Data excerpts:
*** Begin section ***

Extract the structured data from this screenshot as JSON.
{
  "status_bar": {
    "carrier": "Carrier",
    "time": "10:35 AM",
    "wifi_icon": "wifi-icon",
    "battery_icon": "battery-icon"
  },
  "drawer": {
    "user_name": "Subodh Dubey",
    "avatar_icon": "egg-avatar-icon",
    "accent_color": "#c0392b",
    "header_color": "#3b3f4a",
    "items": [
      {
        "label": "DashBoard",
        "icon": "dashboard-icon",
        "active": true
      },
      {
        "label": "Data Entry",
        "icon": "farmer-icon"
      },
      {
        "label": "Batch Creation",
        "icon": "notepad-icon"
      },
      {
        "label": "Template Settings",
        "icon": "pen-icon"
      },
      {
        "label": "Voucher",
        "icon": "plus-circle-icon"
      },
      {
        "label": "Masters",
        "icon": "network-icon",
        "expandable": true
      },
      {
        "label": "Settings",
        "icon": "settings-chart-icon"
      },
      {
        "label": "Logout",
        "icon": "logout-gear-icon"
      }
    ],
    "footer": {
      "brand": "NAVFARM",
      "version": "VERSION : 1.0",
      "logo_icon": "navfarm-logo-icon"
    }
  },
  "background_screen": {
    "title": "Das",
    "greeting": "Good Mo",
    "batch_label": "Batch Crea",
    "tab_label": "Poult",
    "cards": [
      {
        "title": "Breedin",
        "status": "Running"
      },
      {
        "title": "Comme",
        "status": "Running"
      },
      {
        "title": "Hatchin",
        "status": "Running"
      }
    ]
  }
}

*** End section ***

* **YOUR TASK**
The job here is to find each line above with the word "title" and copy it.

* **RESPONSE**
    "title": "Das",
        "title": "Breedin",
        "title": "Comme",
        "title": "Hatchin",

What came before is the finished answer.